(Element data from apps and pages)
----------

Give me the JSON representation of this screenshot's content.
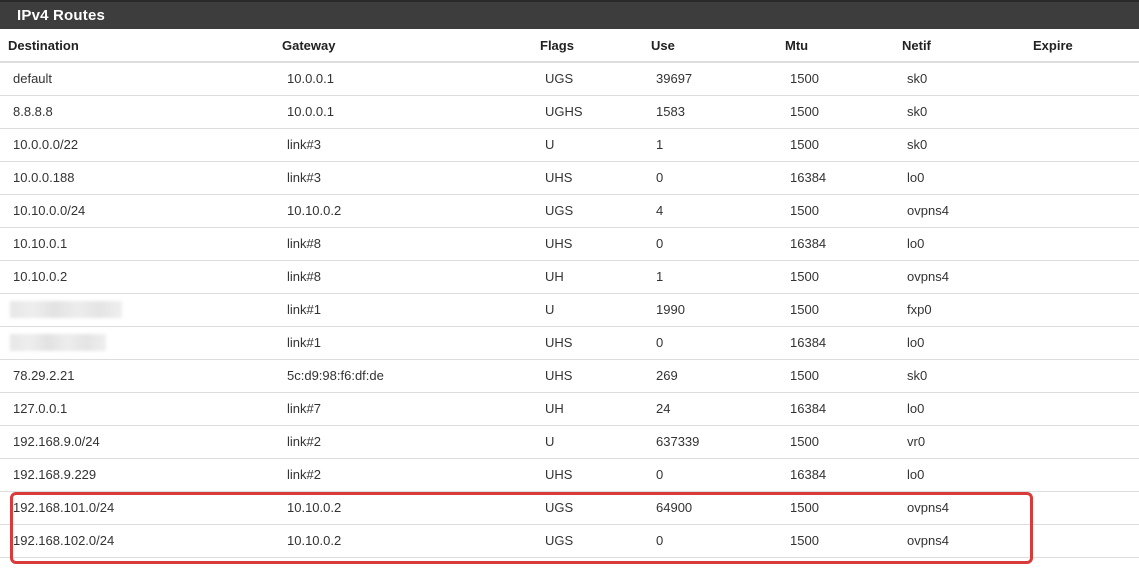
{
  "panel": {
    "title": "IPv4 Routes"
  },
  "table": {
    "headers": {
      "destination": "Destination",
      "gateway": "Gateway",
      "flags": "Flags",
      "use": "Use",
      "mtu": "Mtu",
      "netif": "Netif",
      "expire": "Expire"
    },
    "rows": [
      {
        "destination": "default",
        "gateway": "10.0.0.1",
        "flags": "UGS",
        "use": "39697",
        "mtu": "1500",
        "netif": "sk0",
        "expire": ""
      },
      {
        "destination": "8.8.8.8",
        "gateway": "10.0.0.1",
        "flags": "UGHS",
        "use": "1583",
        "mtu": "1500",
        "netif": "sk0",
        "expire": ""
      },
      {
        "destination": "10.0.0.0/22",
        "gateway": "link#3",
        "flags": "U",
        "use": "1",
        "mtu": "1500",
        "netif": "sk0",
        "expire": ""
      },
      {
        "destination": "10.0.0.188",
        "gateway": "link#3",
        "flags": "UHS",
        "use": "0",
        "mtu": "16384",
        "netif": "lo0",
        "expire": ""
      },
      {
        "destination": "10.10.0.0/24",
        "gateway": "10.10.0.2",
        "flags": "UGS",
        "use": "4",
        "mtu": "1500",
        "netif": "ovpns4",
        "expire": ""
      },
      {
        "destination": "10.10.0.1",
        "gateway": "link#8",
        "flags": "UHS",
        "use": "0",
        "mtu": "16384",
        "netif": "lo0",
        "expire": ""
      },
      {
        "destination": "10.10.0.2",
        "gateway": "link#8",
        "flags": "UH",
        "use": "1",
        "mtu": "1500",
        "netif": "ovpns4",
        "expire": ""
      },
      {
        "destination": "",
        "gateway": "link#1",
        "flags": "U",
        "use": "1990",
        "mtu": "1500",
        "netif": "fxp0",
        "expire": ""
      },
      {
        "destination": "",
        "gateway": "link#1",
        "flags": "UHS",
        "use": "0",
        "mtu": "16384",
        "netif": "lo0",
        "expire": ""
      },
      {
        "destination": "78.29.2.21",
        "gateway": "5c:d9:98:f6:df:de",
        "flags": "UHS",
        "use": "269",
        "mtu": "1500",
        "netif": "sk0",
        "expire": ""
      },
      {
        "destination": "127.0.0.1",
        "gateway": "link#7",
        "flags": "UH",
        "use": "24",
        "mtu": "16384",
        "netif": "lo0",
        "expire": ""
      },
      {
        "destination": "192.168.9.0/24",
        "gateway": "link#2",
        "flags": "U",
        "use": "637339",
        "mtu": "1500",
        "netif": "vr0",
        "expire": ""
      },
      {
        "destination": "192.168.9.229",
        "gateway": "link#2",
        "flags": "UHS",
        "use": "0",
        "mtu": "16384",
        "netif": "lo0",
        "expire": ""
      },
      {
        "destination": "192.168.101.0/24",
        "gateway": "10.10.0.2",
        "flags": "UGS",
        "use": "64900",
        "mtu": "1500",
        "netif": "ovpns4",
        "expire": ""
      },
      {
        "destination": "192.168.102.0/24",
        "gateway": "10.10.0.2",
        "flags": "UGS",
        "use": "0",
        "mtu": "1500",
        "netif": "ovpns4",
        "expire": ""
      }
    ]
  },
  "colors": {
    "header_bg": "#3d3d3d",
    "header_text": "#ffffff",
    "highlight_border": "#d93b3b",
    "row_border": "#dddddd"
  }
}
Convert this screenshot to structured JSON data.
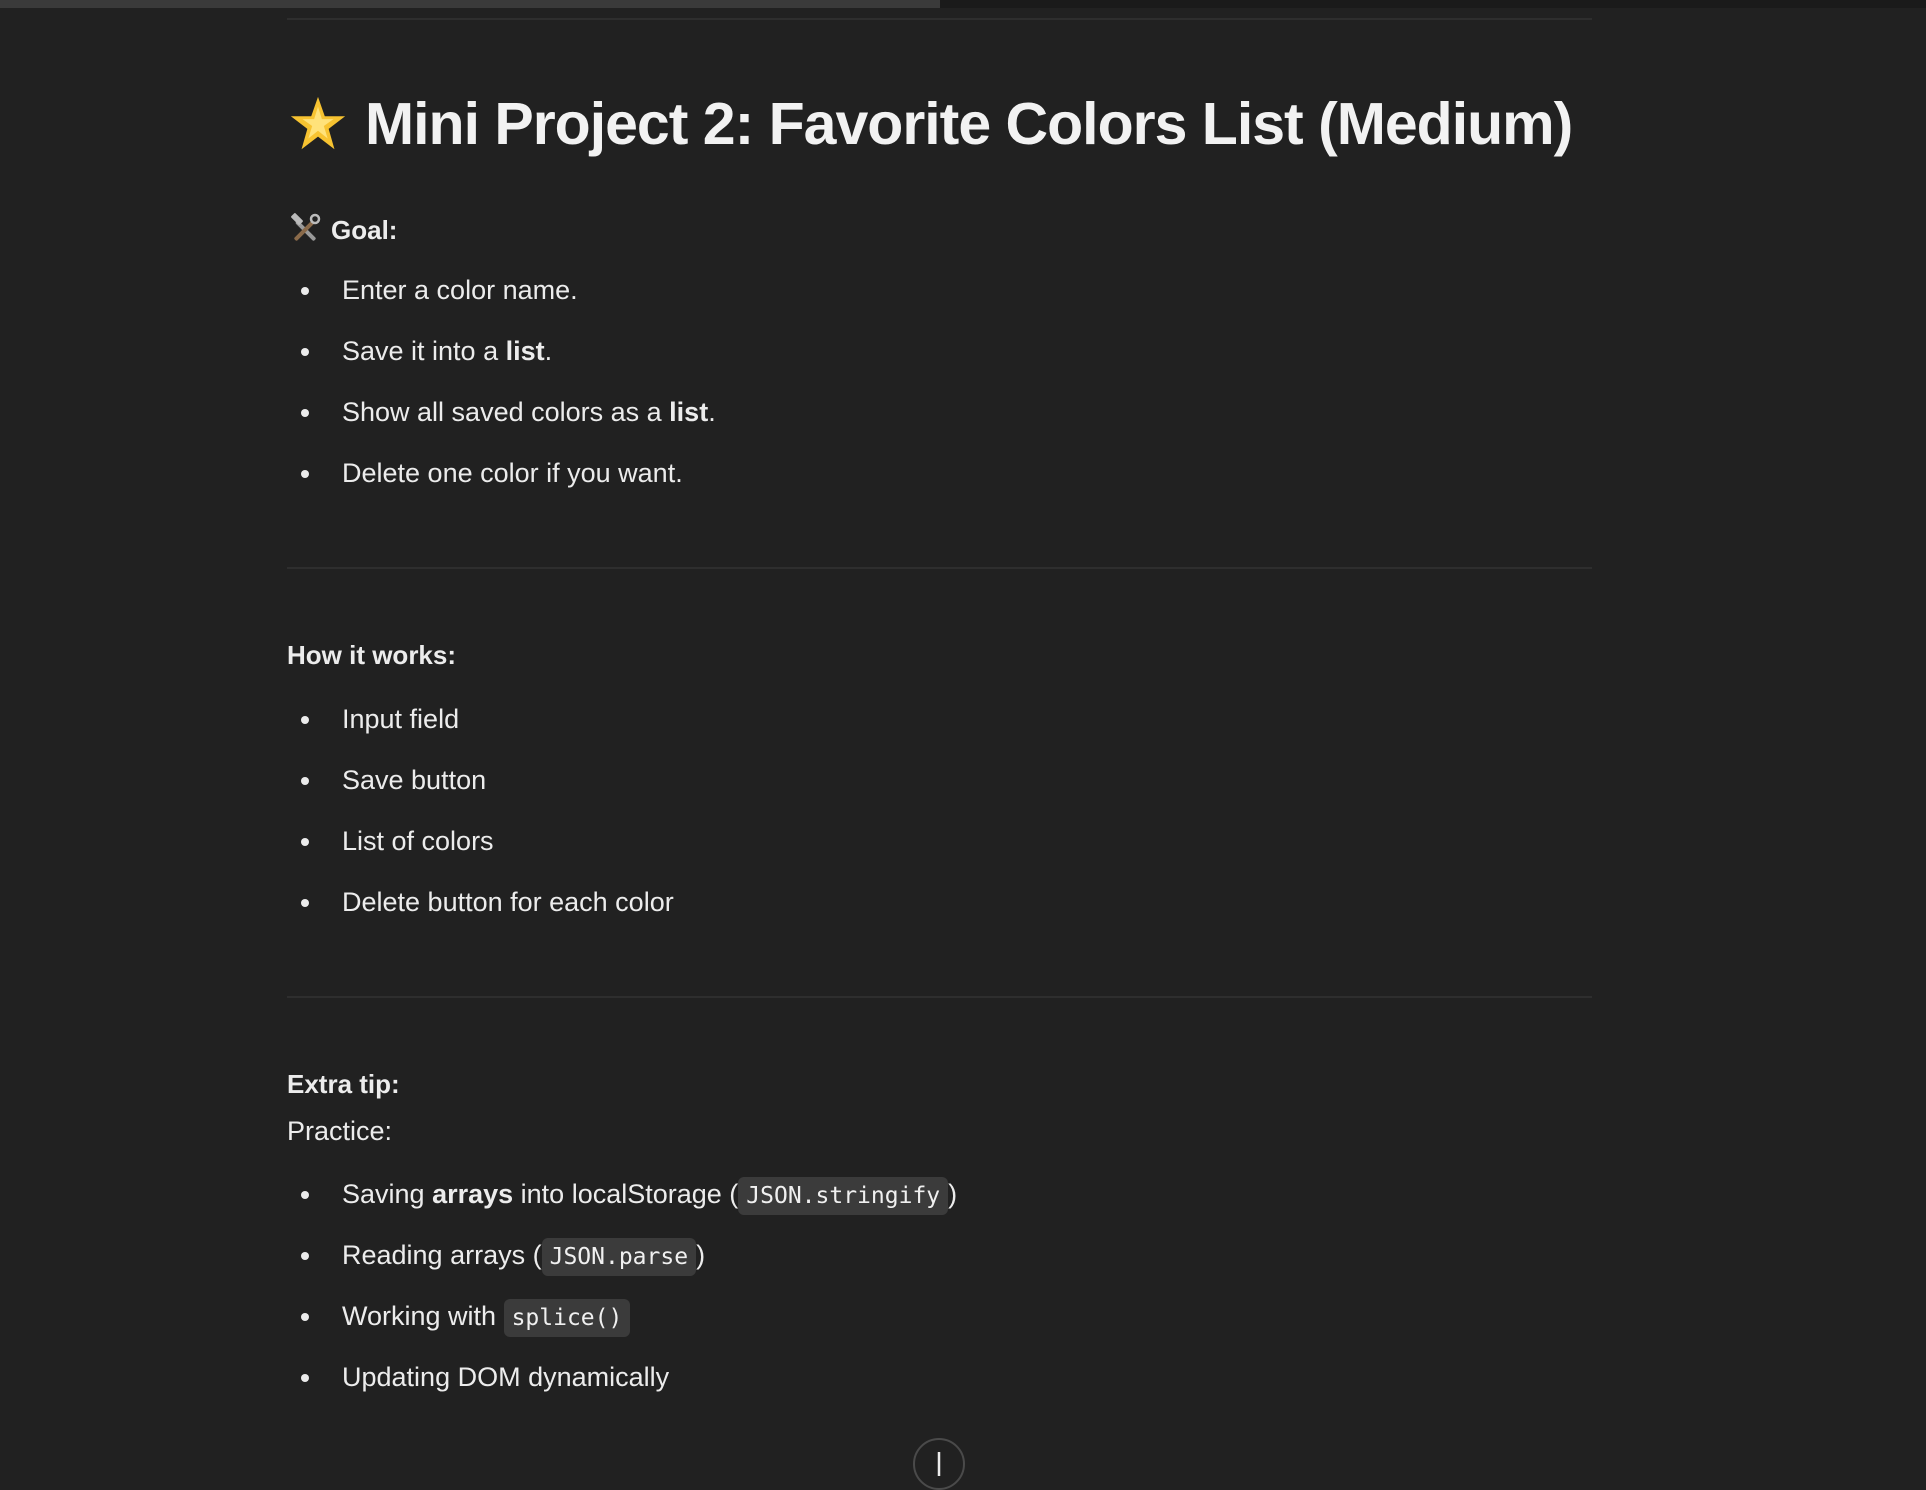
{
  "page": {
    "title": "Mini Project 2: Favorite Colors List (Medium)",
    "title_icon": "glowing-star",
    "scroll_progress": 0.49
  },
  "goal": {
    "heading": "Goal:",
    "heading_icon": "hammer-and-wrench",
    "items": [
      {
        "parts": [
          "Enter a color name."
        ]
      },
      {
        "pre": "Save it into a ",
        "bold": "list",
        "post": "."
      },
      {
        "pre": "Show all saved colors as a ",
        "bold": "list",
        "post": "."
      },
      {
        "parts": [
          "Delete one color if you want."
        ]
      }
    ]
  },
  "how_it_works": {
    "heading": "How it works:",
    "items": [
      "Input field",
      "Save button",
      "List of colors",
      "Delete button for each color"
    ]
  },
  "extra_tip": {
    "heading": "Extra tip:",
    "intro": "Practice:",
    "items": [
      {
        "pre": "Saving ",
        "bold": "arrays",
        "mid": " into localStorage (",
        "code": "JSON.stringify",
        "post": ")"
      },
      {
        "pre": "Reading arrays (",
        "code": "JSON.parse",
        "post": ")"
      },
      {
        "pre": "Working with ",
        "code": "splice()",
        "post": ""
      },
      {
        "pre": "Updating DOM dynamically"
      }
    ]
  },
  "colors": {
    "background": "#212121",
    "text": "#ececec",
    "code_bg": "#3b3b3b",
    "divider": "#2e2e2e"
  }
}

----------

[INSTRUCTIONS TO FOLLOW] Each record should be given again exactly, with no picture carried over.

[WRITTEN SOLUTION]
Give me the JSON representation of this screenshot's content.
{
  "panel": {
    "title": "IPv4 Routes"
  },
  "table": {
    "headers": {
      "destination": "Destination",
      "gateway": "Gateway",
      "flags": "Flags",
      "use": "Use",
      "mtu": "Mtu",
      "netif": "Netif",
      "expire": "Expire"
    },
    "rows": [
      {
        "destination": "default",
        "gateway": "10.0.0.1",
        "flags": "UGS",
        "use": "39697",
        "mtu": "1500",
        "netif": "sk0",
        "expire": ""
      },
      {
        "destination": "8.8.8.8",
        "gateway": "10.0.0.1",
        "flags": "UGHS",
        "use": "1583",
        "mtu": "1500",
        "netif": "sk0",
        "expire": ""
      },
      {
        "destination": "10.0.0.0/22",
        "gateway": "link#3",
        "flags": "U",
        "use": "1",
        "mtu": "1500",
        "netif": "sk0",
        "expire": ""
      },
      {
        "destination": "10.0.0.188",
        "gateway": "link#3",
        "flags": "UHS",
        "use": "0",
        "mtu": "16384",
        "netif": "lo0",
        "expire": ""
      },
      {
        "destination": "10.10.0.0/24",
        "gateway": "10.10.0.2",
        "flags": "UGS",
        "use": "4",
        "mtu": "1500",
        "netif": "ovpns4",
        "expire": ""
      },
      {
        "destination": "10.10.0.1",
        "gateway": "link#8",
        "flags": "UHS",
        "use": "0",
        "mtu": "16384",
        "netif": "lo0",
        "expire": ""
      },
      {
        "destination": "10.10.0.2",
        "gateway": "link#8",
        "flags": "UH",
        "use": "1",
        "mtu": "1500",
        "netif": "ovpns4",
        "expire": ""
      },
      {
        "destination": "",
        "gateway": "link#1",
        "flags": "U",
        "use": "1990",
        "mtu": "1500",
        "netif": "fxp0",
        "expire": ""
      },
      {
        "destination": "",
        "gateway": "link#1",
        "flags": "UHS",
        "use": "0",
        "mtu": "16384",
        "netif": "lo0",
        "expire": ""
      },
      {
        "destination": "78.29.2.21",
        "gateway": "5c:d9:98:f6:df:de",
        "flags": "UHS",
        "use": "269",
        "mtu": "1500",
        "netif": "sk0",
        "expire": ""
      },
      {
        "destination": "127.0.0.1",
        "gateway": "link#7",
        "flags": "UH",
        "use": "24",
        "mtu": "16384",
        "netif": "lo0",
        "expire": ""
      },
      {
        "destination": "192.168.9.0/24",
        "gateway": "link#2",
        "flags": "U",
        "use": "637339",
        "mtu": "1500",
        "netif": "vr0",
        "expire": ""
      },
      {
        "destination": "192.168.9.229",
        "gateway": "link#2",
        "flags": "UHS",
        "use": "0",
        "mtu": "16384",
        "netif": "lo0",
        "expire": ""
      },
      {
        "destination": "192.168.101.0/24",
        "gateway": "10.10.0.2",
        "flags": "UGS",
        "use": "64900",
        "mtu": "1500",
        "netif": "ovpns4",
        "expire": ""
      },
      {
        "destination": "192.168.102.0/24",
        "gateway": "10.10.0.2",
        "flags": "UGS",
        "use": "0",
        "mtu": "1500",
        "netif": "ovpns4",
        "expire": ""
      }
    ]
  },
  "colors": {
    "header_bg": "#3d3d3d",
    "header_text": "#ffffff",
    "highlight_border": "#d93b3b",
    "row_border": "#dddddd"
  }
}
Convert this screenshot to structured JSON data.
{
  "page": {
    "title": "Mini Project 2: Favorite Colors List (Medium)",
    "title_icon": "glowing-star",
    "scroll_progress": 0.49
  },
  "goal": {
    "heading": "Goal:",
    "heading_icon": "hammer-and-wrench",
    "items": [
      {
        "parts": [
          "Enter a color name."
        ]
      },
      {
        "pre": "Save it into a ",
        "bold": "list",
        "post": "."
      },
      {
        "pre": "Show all saved colors as a ",
        "bold": "list",
        "post": "."
      },
      {
        "parts": [
          "Delete one color if you want."
        ]
      }
    ]
  },
  "how_it_works": {
    "heading": "How it works:",
    "items": [
      "Input field",
      "Save button",
      "List of colors",
      "Delete button for each color"
    ]
  },
  "extra_tip": {
    "heading": "Extra tip:",
    "intro": "Practice:",
    "items": [
      {
        "pre": "Saving ",
        "bold": "arrays",
        "mid": " into localStorage (",
        "code": "JSON.stringify",
        "post": ")"
      },
      {
        "pre": "Reading arrays (",
        "code": "JSON.parse",
        "post": ")"
      },
      {
        "pre": "Working with ",
        "code": "splice()",
        "post": ""
      },
      {
        "pre": "Updating DOM dynamically"
      }
    ]
  },
  "colors": {
    "background": "#212121",
    "text": "#ececec",
    "code_bg": "#3b3b3b",
    "divider": "#2e2e2e"
  }
}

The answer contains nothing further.